> _What you should do_
Only the lines holding "note" are wanted; find them in the listing and return each one.
[Opening Source material section]
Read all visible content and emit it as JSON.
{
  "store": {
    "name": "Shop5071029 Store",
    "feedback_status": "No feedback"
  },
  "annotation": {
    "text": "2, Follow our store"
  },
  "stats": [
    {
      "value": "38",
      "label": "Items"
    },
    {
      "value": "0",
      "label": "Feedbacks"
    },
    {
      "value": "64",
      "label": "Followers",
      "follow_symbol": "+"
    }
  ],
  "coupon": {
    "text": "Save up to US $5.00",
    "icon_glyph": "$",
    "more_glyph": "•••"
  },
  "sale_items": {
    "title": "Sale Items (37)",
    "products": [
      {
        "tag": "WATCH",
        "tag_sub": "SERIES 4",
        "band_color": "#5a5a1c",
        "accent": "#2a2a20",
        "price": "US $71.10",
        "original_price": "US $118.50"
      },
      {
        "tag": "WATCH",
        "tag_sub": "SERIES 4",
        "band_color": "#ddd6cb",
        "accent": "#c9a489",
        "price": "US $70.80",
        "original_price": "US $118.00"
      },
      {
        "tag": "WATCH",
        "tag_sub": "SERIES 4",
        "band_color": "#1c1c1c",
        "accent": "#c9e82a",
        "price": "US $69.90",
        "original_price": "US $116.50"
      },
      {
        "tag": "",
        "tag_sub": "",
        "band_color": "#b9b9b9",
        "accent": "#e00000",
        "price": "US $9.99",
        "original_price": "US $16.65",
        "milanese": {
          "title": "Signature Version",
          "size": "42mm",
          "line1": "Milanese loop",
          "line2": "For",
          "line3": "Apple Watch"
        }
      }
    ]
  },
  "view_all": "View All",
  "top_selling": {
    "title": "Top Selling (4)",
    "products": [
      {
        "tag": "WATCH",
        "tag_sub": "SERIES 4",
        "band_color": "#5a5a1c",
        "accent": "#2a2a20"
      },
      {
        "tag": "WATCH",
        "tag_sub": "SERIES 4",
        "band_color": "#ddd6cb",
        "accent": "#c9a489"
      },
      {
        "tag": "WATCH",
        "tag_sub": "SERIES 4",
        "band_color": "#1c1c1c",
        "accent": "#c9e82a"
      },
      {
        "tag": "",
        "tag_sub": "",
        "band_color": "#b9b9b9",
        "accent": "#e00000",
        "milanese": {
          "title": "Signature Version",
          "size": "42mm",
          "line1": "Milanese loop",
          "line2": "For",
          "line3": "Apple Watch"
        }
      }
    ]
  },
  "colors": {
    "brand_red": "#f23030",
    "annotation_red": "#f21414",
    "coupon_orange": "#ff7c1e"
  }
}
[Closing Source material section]
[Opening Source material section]
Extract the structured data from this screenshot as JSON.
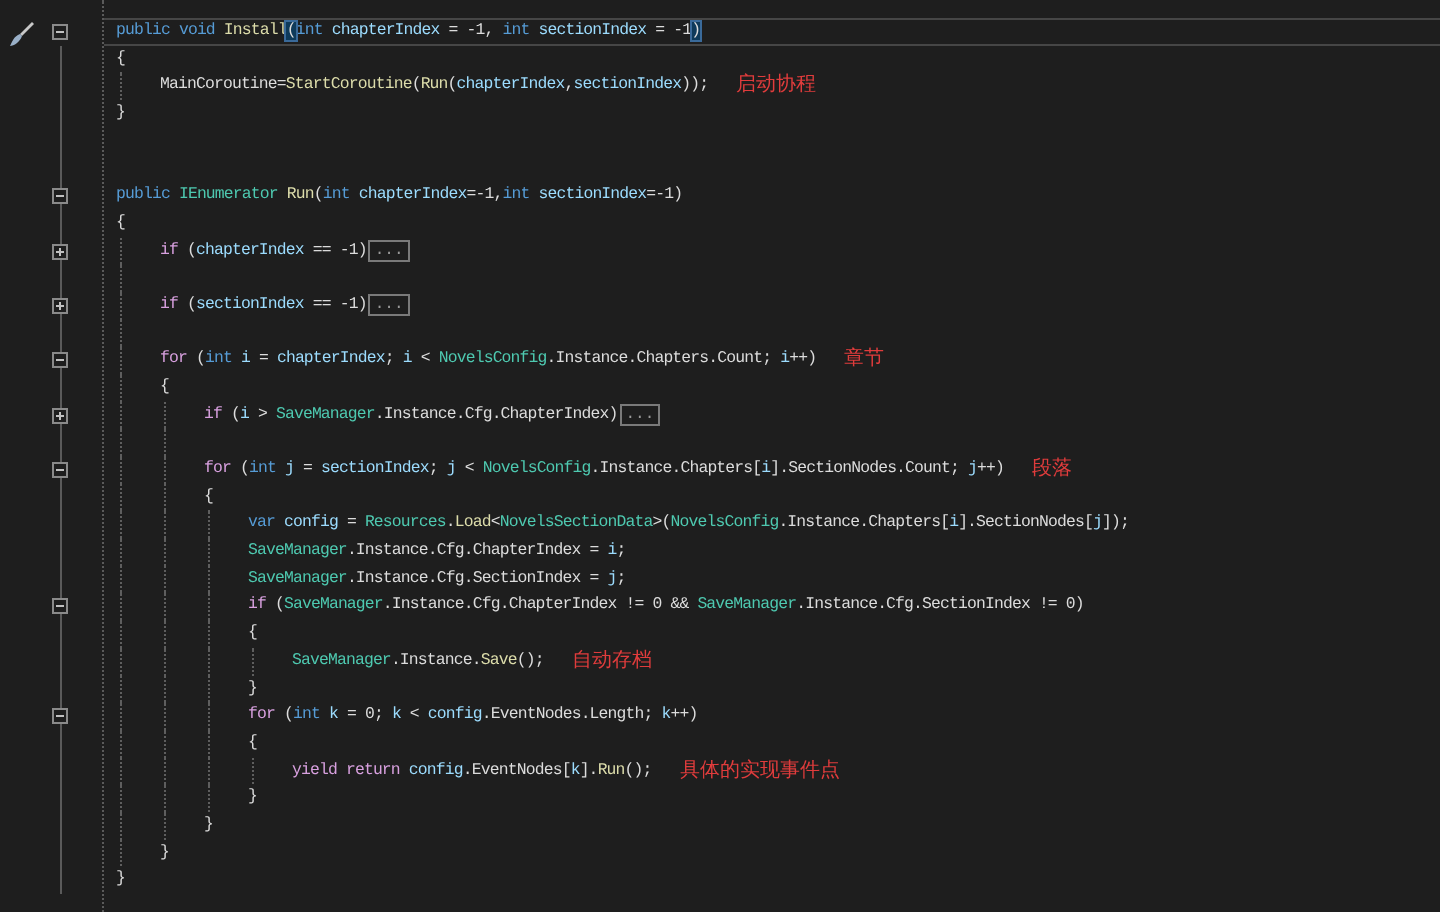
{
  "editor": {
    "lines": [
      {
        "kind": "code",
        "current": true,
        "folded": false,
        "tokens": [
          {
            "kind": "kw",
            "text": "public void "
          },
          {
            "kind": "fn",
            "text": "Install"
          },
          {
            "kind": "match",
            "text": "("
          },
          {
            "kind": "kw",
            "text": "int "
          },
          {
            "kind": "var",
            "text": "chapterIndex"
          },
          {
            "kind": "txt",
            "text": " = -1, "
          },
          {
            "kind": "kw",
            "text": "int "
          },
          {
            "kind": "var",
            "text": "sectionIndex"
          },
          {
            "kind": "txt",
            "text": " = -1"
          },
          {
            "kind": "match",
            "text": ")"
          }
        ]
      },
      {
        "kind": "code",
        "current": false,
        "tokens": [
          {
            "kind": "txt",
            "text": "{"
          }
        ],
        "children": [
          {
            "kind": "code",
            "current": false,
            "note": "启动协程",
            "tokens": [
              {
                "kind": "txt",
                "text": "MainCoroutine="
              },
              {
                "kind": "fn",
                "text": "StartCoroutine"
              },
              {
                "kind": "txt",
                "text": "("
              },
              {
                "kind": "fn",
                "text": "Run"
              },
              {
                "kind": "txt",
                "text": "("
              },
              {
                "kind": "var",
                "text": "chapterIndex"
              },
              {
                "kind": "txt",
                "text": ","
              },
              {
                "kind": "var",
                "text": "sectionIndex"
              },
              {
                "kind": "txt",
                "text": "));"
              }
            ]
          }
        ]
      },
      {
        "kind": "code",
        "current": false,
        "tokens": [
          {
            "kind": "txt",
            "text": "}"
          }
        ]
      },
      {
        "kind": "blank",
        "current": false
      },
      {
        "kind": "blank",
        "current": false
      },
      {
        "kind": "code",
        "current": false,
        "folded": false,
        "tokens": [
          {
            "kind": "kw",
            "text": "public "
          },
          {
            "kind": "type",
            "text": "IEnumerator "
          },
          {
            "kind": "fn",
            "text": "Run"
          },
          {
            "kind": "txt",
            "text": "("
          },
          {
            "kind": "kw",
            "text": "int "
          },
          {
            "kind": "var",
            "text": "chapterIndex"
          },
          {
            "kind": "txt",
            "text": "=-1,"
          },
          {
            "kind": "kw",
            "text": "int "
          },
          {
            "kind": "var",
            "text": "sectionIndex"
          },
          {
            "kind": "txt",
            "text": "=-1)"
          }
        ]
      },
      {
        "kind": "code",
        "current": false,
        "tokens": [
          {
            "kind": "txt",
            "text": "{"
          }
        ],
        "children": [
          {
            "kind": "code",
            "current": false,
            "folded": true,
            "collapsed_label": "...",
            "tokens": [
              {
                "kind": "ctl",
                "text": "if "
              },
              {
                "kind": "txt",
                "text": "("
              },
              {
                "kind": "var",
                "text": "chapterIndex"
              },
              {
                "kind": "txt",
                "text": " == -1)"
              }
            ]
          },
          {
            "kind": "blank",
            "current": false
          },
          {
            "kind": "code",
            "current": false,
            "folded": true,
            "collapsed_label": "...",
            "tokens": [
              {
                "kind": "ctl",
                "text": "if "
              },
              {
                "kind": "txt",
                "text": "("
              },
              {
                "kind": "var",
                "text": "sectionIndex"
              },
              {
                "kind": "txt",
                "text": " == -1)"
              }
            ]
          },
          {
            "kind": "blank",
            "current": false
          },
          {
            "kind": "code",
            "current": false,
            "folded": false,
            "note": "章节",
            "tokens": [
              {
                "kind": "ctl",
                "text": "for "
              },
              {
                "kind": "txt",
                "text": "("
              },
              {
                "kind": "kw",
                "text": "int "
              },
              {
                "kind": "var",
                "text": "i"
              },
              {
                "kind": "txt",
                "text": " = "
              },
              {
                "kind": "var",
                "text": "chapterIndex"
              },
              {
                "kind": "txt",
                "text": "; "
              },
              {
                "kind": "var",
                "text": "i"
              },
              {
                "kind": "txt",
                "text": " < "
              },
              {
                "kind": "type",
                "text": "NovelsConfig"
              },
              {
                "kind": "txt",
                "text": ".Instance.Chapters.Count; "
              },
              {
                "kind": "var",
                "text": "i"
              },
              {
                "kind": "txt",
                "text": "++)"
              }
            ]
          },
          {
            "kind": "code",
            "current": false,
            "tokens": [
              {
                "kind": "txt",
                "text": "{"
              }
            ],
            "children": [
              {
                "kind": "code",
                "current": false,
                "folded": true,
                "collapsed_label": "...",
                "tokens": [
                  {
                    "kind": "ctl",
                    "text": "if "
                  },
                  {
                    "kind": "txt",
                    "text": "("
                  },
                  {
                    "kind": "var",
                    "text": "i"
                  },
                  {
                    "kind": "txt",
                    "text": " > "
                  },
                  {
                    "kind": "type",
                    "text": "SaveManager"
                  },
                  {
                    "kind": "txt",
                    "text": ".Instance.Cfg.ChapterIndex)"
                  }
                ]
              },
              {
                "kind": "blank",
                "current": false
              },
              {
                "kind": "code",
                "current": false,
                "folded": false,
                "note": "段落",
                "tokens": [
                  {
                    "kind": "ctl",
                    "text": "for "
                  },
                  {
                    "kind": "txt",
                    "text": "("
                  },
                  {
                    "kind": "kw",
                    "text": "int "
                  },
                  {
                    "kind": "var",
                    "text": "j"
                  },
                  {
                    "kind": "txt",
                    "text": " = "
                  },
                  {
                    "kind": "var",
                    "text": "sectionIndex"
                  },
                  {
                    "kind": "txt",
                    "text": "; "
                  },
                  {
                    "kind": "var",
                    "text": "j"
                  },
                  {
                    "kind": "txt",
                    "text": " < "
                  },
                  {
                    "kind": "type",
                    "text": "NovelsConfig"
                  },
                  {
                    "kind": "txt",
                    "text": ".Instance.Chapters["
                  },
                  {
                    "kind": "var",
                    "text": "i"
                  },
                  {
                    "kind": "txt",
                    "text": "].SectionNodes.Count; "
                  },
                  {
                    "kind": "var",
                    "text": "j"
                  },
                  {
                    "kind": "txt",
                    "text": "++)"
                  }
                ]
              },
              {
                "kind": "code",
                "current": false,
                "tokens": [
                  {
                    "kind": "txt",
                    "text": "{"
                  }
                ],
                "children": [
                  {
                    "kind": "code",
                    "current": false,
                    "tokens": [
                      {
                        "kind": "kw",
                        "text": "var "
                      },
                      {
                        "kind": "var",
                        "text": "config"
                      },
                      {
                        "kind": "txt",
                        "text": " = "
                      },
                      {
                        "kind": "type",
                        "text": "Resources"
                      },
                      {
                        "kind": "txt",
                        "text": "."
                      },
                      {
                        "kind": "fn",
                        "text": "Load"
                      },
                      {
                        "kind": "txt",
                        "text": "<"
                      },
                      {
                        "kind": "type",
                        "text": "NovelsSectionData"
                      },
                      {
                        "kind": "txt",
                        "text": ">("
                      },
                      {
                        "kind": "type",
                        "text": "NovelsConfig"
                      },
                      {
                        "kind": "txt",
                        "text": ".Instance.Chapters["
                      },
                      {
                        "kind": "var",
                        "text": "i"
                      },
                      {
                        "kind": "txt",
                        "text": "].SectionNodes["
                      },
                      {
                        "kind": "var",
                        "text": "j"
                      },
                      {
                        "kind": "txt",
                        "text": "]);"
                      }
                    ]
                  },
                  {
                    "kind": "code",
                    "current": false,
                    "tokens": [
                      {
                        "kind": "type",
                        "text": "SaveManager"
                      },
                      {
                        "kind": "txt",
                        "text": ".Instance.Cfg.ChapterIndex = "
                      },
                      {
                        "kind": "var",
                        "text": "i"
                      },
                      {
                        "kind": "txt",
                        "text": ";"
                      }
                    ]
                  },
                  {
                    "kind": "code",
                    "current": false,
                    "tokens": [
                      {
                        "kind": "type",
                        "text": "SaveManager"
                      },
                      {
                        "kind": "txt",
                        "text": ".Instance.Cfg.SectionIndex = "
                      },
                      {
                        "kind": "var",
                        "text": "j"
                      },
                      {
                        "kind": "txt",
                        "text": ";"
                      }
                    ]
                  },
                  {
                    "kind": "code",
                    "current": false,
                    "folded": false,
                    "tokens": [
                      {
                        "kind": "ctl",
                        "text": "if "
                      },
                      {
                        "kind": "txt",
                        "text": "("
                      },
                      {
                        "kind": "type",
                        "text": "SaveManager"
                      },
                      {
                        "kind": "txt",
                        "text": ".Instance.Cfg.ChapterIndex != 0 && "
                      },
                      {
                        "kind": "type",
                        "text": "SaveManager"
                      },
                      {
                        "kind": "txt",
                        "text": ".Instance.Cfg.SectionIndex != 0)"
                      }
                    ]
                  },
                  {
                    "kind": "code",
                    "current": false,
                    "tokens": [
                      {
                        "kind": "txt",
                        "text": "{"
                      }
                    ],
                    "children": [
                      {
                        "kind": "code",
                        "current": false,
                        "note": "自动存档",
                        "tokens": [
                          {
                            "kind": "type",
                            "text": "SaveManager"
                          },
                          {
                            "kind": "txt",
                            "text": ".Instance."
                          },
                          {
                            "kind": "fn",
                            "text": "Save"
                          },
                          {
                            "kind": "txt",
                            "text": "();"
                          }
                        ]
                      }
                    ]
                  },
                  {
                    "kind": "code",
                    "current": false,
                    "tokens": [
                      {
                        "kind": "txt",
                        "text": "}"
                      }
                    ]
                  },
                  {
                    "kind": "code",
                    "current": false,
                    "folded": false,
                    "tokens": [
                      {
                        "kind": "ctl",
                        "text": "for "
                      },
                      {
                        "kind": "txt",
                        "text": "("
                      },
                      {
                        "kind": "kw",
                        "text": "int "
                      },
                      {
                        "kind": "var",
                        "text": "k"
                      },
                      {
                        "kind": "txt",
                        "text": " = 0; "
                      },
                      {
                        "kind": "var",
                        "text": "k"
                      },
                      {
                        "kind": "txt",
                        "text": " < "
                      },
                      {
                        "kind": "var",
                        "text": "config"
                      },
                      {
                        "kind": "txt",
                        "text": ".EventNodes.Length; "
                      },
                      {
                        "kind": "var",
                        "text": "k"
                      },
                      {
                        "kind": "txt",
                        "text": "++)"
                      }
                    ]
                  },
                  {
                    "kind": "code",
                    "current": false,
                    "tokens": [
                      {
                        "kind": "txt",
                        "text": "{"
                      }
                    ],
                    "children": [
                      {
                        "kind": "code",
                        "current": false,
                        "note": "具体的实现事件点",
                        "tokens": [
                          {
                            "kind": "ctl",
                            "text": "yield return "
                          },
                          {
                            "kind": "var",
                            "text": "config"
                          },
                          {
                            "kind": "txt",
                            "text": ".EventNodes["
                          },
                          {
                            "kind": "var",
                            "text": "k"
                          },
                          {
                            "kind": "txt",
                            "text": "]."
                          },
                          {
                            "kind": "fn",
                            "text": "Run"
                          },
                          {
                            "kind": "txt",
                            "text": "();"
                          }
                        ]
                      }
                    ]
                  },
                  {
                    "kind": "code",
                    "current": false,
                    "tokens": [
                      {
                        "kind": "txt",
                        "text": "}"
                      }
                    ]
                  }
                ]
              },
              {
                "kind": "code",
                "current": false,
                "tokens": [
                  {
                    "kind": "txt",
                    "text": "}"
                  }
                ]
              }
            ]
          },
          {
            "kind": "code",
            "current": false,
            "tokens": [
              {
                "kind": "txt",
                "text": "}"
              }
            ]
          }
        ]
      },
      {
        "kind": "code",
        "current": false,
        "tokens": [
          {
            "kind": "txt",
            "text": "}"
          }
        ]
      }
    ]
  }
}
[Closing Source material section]
> _Reply to the exercise_
            "note": "启动协程",
            "note": "章节",
                "note": "段落",
                        "note": "自动存档",
                        "note": "具体的实现事件点",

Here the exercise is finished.